There are many moments in the Darci Instance story that tug on the heart strings.
You could start with the time two years ago when Instance's team, Winnipeg's Polar Ice Bears, was playing against a squad from Thunder Bay at a tournament in the U.S. There was an on-ice incident.
"One of the players told her to grow some effing hair when they were in the corner," Polar Ice coach Ashley Van Aggelen said. "I jumped the boards and hiked it over to the other bench and had words with the coach.
"I explained the situation to him in a very aggressive manner in the middle of the game. I actually almost spit on him by accident because I was talking so aggressively. I've never had my adrenalin pumping as much as I did at that moment."
There's a reason Van Aggelen was so upset about the hair comment. It's because Instance didn't have any after being diagnosed with malignant neoplasm of the peritoneum and was undergoing chemotherapy treatment.
She had cancer.
"He was really good about in the end," Van Aggelen said of the coach she chewed out. "But at first he was just as rude as she was.
"In the end he didn't let anybody leave to get on the bus. He wouldn't even let anyone get changed until they admitted who did it. They were in the arena probably 2 1/2 hours after the game, still sitting in their equipment."

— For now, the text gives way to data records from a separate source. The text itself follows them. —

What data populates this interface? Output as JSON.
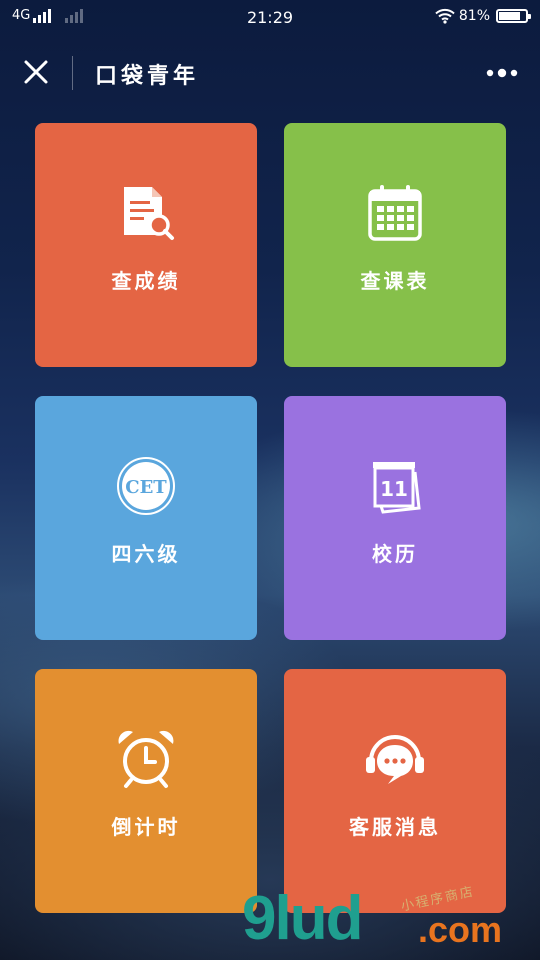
{
  "status_bar": {
    "network": "4G",
    "time": "21:29",
    "battery_percent": "81%",
    "battery_level": 0.81,
    "icons": [
      "signal-icon",
      "signal-dim-icon",
      "wifi-icon",
      "battery-icon"
    ]
  },
  "nav": {
    "title": "口袋青年",
    "close_icon": "close-icon",
    "more_icon": "more-icon"
  },
  "tiles": [
    {
      "label": "查成绩",
      "color": "#e46544",
      "icon": "grade-search-icon"
    },
    {
      "label": "查课表",
      "color": "#86c04a",
      "icon": "calendar-icon"
    },
    {
      "label": "四六级",
      "color": "#5aa6dd",
      "icon": "cet-icon",
      "icon_text": "CET"
    },
    {
      "label": "校历",
      "color": "#9a72e0",
      "icon": "tear-calendar-icon",
      "icon_text": "11"
    },
    {
      "label": "倒计时",
      "color": "#e38f30",
      "icon": "alarm-clock-icon"
    },
    {
      "label": "客服消息",
      "color": "#e46544",
      "icon": "headset-chat-icon"
    }
  ],
  "watermark": {
    "brand": "9lud",
    "suffix": ".com",
    "tagline": "小程序商店"
  }
}
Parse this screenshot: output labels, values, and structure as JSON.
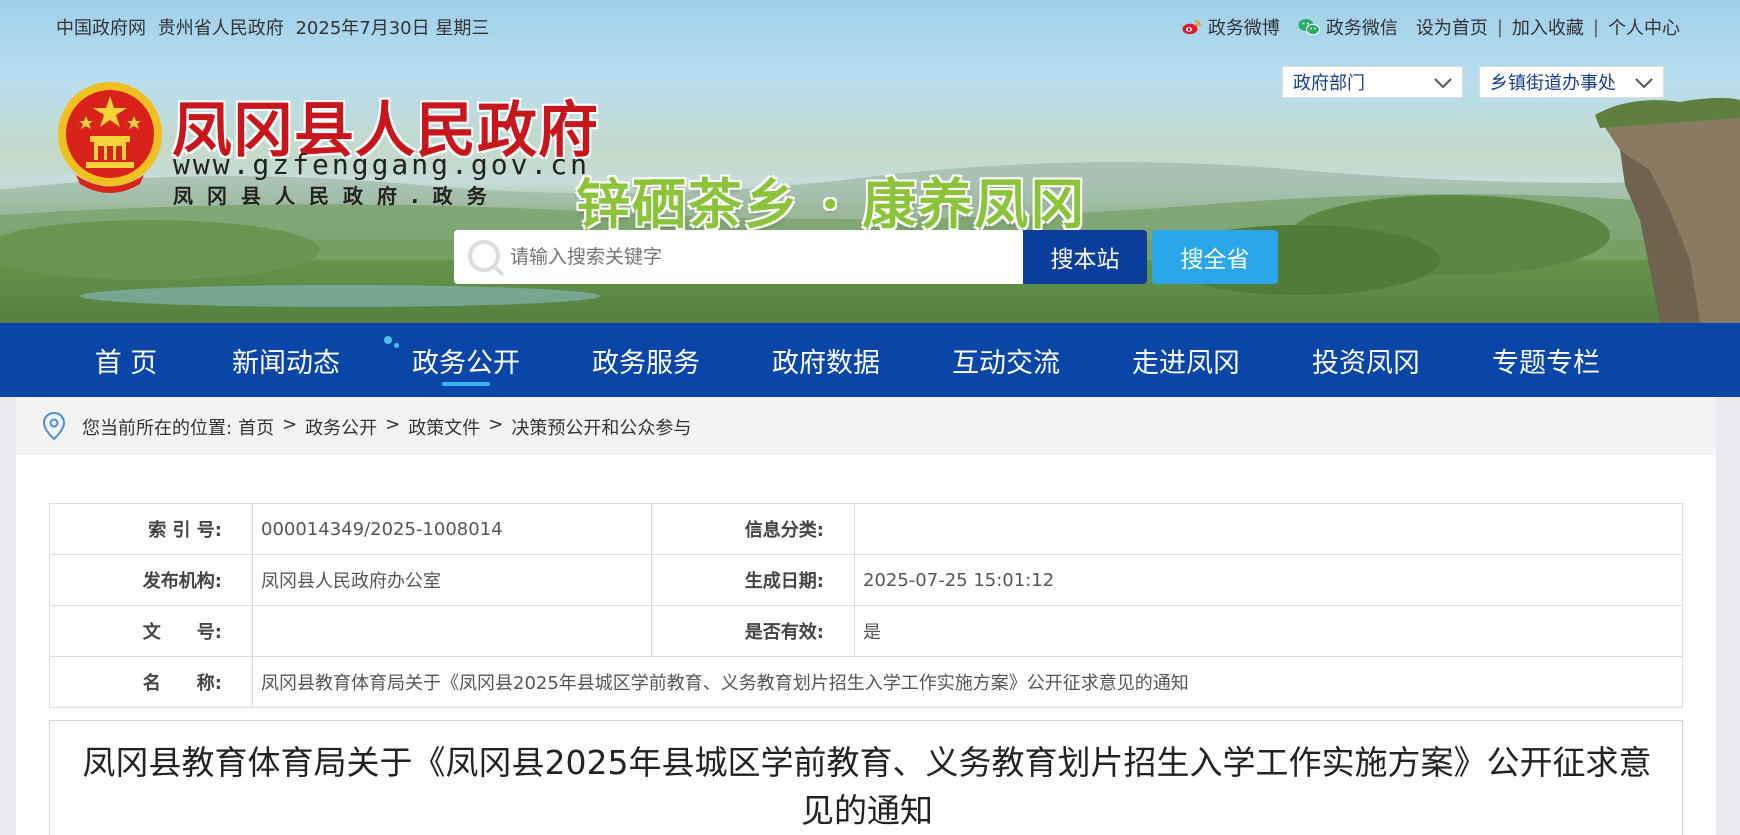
{
  "topbar": {
    "left_items": [
      "中国政府网",
      "贵州省人民政府",
      "2025年7月30日 星期三"
    ],
    "weibo": "政务微博",
    "wechat": "政务微信",
    "links": [
      "设为首页",
      "加入收藏",
      "个人中心"
    ],
    "separator": "|"
  },
  "selects": {
    "dept": "政府部门",
    "town": "乡镇街道办事处"
  },
  "site": {
    "title": "凤冈县人民政府",
    "url": "www.gzfenggang.gov.cn",
    "subtitle": "凤冈县人民政府.政务",
    "slogan": "锌硒茶乡 · 康养凤冈"
  },
  "search": {
    "placeholder": "请输入搜索关键字",
    "btn_site": "搜本站",
    "btn_province": "搜全省"
  },
  "nav": {
    "items": [
      {
        "label": "首 页"
      },
      {
        "label": "新闻动态"
      },
      {
        "label": "政务公开"
      },
      {
        "label": "政务服务"
      },
      {
        "label": "政府数据"
      },
      {
        "label": "互动交流"
      },
      {
        "label": "走进凤冈"
      },
      {
        "label": "投资凤冈"
      },
      {
        "label": "专题专栏"
      }
    ],
    "active_index": 2
  },
  "breadcrumb": {
    "prefix": "您当前所在的位置:",
    "items": [
      "首页",
      "政务公开",
      "政策文件",
      "决策预公开和公众参与"
    ],
    "separator": ">"
  },
  "meta": {
    "index_label": "索 引 号:",
    "index_value": "000014349/2025-1008014",
    "category_label": "信息分类:",
    "category_value": "",
    "publisher_label": "发布机构:",
    "publisher_value": "凤冈县人民政府办公室",
    "date_label": "生成日期:",
    "date_value": "2025-07-25 15:01:12",
    "docno_label": "文　　号:",
    "docno_value": "",
    "valid_label": "是否有效:",
    "valid_value": "是",
    "name_label": "名　　称:",
    "name_value": "凤冈县教育体育局关于《凤冈县2025年县城区学前教育、义务教育划片招生入学工作实施方案》公开征求意见的通知"
  },
  "article": {
    "title": "凤冈县教育体育局关于《凤冈县2025年县城区学前教育、义务教育划片招生入学工作实施方案》公开征求意见的通知"
  },
  "colors": {
    "nav_bg": "#0a46a8",
    "title_red": "#c8161d",
    "slogan_green": "#8bc43a",
    "btn_site": "#0a3d9c",
    "btn_province": "#2aa7e8"
  }
}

Van Aggelen has always been there for Instance, ever since she made a rare trade in the Manitoba Women's Junior Hockey League to land her playing rights.
"She was in the junior draft and stuck out," said Van Aggelen, a teacher at St. James Collegiate. "She was probably the fastest skater in the draft, and she was only out of her chemo treatments for a month."
The coach and her captain will be together again tomorrow when they take part in the Strides for the Cure charity all-star game at Keith Bodley Arena. The game will raise money for cancer research, which will make it an emotional affair for Instance.
"It means a lot to me," said Instance, who plays for Polar Ice when she feels up to it, which is most of the time. "I was diagnosed with cancer when I was 17 and again when I was 20, (last) year. I just finished my second round of chemo, my second surgery and 25 radiations.
"So for me it's huge to be in this game and support such a great cause."
Instance had an 11-pound tumour removed from her abdomen three years ago, and she had a smaller one taken out last year when the cancer came back. She was diagnosed with ovarian cancer at the same time, so one of her ovaries had to be extracted as well.
Her last chemotherapy treatment was on Halloween, and she now has to visit the doctor once every three months instead of every week.
Van Aggelen started to tear up when talking about the inspiration Instance is to everyone who crosses paths with her at the rink. Instance downplayed that, saying she knows who the true heroes are.
"I'm playing for a lot of people tomorrow -- all the kids I did chemo with on the kids side of CancerCare," she said. "They're a huge inspiration. Unreal.
"You see a six-year-old sucking it up and getting the chemo, and people are complaining that it's cold outside or that they can't go on a trip or something. It puts everything into perspective."
Van Aggelen and Instance have had their share of disagreements over the last three years, but that's what happens when you're as close as they are.
"I tell her everything," Instance said. "She's a big help. She knows everything. She knows where my stress level is each and every day, because it does change."
Said Van Aggelen: "We've done the whole head-butting thing, we've done the crying thing, we've done the laughing thing, we've done the friend thing, and we have a very good player-coach relationship now. We both respect each other a lot.
"... We've grown. We have our love-hate relationship, but it's been good. I couldn't ask for a better captain."